Why Not?

At the age where change is happening so fast, the key to survivability is our ability to adapt quickly. The future of work has seen a dramatic change during the first half of year 2020 with the most traditional industries being forced to evolve and education moved to the online platform.

How would future internship opportunities look like in companies whereby the employees work from home? What would the future of parenting be like if children were to be educated at home? When is the next big game-changer hitting the world again? How is data going to be used in ways that does not threaten the privacy of individuals, yet bring substantial value to mitigate future risks?

New routine at home. Image via pbs.org

Real-World Challenges

Textbook examples are always written in a “perfect” manner. Problems well-defined, or at least, is portrayed as thoroughly analyzed. But real life is messy. No matter how much preparation one does beforehand, it is impossible to be perfectly ready. And THAT is why agility and flexibility is a well-needed skill

In making business decisions, an over-reliance on financial data and analysis might result in making a “cognitive biased” decision. While we are not saying that financial analysis is bad, but it is but one aspect that is being considered. There are many more decisions that needs to be taken into consideration.

Are we looking at our current line of products to see if they are thoroughly optimized? Have we broken things apart in order to fine-tune it to fit the users at this point in time? Are we innovating enough to show our commitment to our users? Or standing by and doing nothing while our competitors court them away?

Why Students should learn Design Thinking

The younger generation is inheriting a fast-paced world filled with uncertainty. A world with new and exciting technology, but Mother Earth is suffering from problems caused by harmful human activities. While humans may have newer and shinier toys as well as increased lifespan due to better healthcare, is this “normal” life going to be sustainable 100 years down the road? Or 50 years? Or even the next 5 years?

Learning the 5-step Design Thinking process (E-D-I-P-T) is a proactive step in guiding students to enhancing their creative problem-solving skills to adapt to the rapidly changing world.

Guided Hands-On Experience

The 5-step Design Thinking process (E-D-I-P-T) acts as a guide for new practitioners to follow, with simple tools to facilitate the process flow.

E-D-I-P-T. Image via uxdesign.cc

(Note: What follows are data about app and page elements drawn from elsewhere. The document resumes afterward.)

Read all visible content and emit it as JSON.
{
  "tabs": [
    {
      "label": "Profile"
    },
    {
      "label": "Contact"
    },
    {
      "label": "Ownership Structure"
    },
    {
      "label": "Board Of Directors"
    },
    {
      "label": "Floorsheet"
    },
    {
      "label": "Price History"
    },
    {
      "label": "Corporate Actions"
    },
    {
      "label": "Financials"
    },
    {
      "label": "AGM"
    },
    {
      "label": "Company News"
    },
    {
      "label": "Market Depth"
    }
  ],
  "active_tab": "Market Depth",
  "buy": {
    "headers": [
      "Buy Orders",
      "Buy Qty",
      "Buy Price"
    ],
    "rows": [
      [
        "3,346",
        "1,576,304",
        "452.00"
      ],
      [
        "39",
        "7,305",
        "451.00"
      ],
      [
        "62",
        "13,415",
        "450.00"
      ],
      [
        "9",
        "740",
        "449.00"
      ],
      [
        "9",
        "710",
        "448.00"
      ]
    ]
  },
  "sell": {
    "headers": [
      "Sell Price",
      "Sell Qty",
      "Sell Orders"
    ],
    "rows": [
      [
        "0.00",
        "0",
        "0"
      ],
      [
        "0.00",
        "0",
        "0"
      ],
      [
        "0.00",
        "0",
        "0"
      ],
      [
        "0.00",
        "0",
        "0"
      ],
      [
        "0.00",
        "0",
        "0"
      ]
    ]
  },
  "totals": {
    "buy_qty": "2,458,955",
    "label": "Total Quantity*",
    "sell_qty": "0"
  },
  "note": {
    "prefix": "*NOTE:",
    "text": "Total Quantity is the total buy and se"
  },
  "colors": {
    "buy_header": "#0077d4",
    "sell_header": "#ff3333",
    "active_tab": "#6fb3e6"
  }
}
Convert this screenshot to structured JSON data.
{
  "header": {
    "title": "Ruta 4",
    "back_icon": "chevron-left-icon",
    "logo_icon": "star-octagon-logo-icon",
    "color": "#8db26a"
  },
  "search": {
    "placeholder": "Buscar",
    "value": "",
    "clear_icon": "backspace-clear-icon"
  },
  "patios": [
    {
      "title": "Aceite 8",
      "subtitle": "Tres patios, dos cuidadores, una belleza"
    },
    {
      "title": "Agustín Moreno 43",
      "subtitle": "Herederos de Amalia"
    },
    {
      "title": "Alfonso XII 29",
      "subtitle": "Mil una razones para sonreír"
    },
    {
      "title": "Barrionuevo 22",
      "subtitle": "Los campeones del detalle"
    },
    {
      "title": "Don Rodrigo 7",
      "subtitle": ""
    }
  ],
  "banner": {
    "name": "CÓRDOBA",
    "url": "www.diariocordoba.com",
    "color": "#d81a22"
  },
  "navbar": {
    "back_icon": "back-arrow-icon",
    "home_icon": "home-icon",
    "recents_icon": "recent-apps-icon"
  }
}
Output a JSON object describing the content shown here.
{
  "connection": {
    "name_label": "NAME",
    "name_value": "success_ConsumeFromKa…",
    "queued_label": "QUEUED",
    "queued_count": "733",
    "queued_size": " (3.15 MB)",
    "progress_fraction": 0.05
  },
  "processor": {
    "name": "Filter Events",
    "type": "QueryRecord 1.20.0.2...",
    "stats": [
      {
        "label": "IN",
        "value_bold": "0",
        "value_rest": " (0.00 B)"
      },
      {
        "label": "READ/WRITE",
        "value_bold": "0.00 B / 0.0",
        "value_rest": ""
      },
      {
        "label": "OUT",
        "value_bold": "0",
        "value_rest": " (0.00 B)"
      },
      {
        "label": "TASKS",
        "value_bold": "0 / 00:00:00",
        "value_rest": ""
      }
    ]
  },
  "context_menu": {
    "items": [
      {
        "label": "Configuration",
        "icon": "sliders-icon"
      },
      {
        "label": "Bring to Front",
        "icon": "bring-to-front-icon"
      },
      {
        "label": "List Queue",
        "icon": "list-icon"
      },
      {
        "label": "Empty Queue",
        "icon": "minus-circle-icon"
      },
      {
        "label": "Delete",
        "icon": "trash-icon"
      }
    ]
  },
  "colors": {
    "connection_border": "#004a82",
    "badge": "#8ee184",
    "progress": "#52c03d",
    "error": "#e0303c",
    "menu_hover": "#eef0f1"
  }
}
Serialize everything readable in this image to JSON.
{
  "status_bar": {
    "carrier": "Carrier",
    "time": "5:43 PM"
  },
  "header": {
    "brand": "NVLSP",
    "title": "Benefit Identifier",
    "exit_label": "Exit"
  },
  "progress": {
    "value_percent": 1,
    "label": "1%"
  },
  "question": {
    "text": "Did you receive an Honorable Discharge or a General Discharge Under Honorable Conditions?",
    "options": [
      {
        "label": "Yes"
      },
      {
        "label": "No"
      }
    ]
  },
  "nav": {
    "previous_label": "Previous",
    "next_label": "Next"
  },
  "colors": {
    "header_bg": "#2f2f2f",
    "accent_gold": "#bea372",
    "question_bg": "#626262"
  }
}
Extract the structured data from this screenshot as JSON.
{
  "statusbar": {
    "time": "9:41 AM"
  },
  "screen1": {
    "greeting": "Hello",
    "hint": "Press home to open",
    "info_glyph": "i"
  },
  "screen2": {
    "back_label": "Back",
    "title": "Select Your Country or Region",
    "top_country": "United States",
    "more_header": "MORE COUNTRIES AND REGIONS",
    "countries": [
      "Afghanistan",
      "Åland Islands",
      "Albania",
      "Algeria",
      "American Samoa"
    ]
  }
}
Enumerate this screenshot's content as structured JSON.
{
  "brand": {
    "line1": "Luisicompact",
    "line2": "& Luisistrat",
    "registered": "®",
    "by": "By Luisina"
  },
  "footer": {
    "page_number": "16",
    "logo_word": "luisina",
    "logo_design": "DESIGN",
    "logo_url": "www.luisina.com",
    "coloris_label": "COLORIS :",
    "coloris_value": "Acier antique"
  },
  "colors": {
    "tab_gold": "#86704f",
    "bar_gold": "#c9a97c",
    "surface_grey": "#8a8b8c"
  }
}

The hands-on experience of using tools introduced in the Design Thinking process iteratively is what increases the creative confidence of its practitioners. Very much like the muscles in our body, the repeated practice of utilizing the Design Thinking method will help the practitioner be more fluent.

Once the practitioner gains enough confidence in utilizing the tools, they could always “freestyle”!

Co-Creation

Collaboration opens up one’s eyes to a broad possibly of solutions, rather than being narrowed in one’s expertise and experience.

“Enlightened trial and error succeeds over the planning of the lone genius”
– IDEO

IDEDesign Thinking is all about co-creating new solutions and ideas with the Users. Working in a team also gives us the opportunity to tap into other “wells of knowledge” to expand our experience, while helping one another to grow.

What is the next step?

Future-proof yourself by learning skills needed to thrive in the uncertainty. Be a lifelong learner. Learn Design Thinking today!

Should another pandemic such as COVID-19 were to happen in the near future, can we say that we are ready to face it?


The Design Thinking Course (English) will be offered for the first time in the Nagaoka University of Technology in May 2020.

Michelle Lim will be teaching the Design Thinking course online starting on the 11th May 2020. Classes will be held on Mondays from 13:00 – 14:30 and 14:40 – 16:10.

For more information about Michelle, click on the button below to see her profile.

Michelle Lim

Michelle Lim

Creative Consultant, JCE Japan Creative Enterprise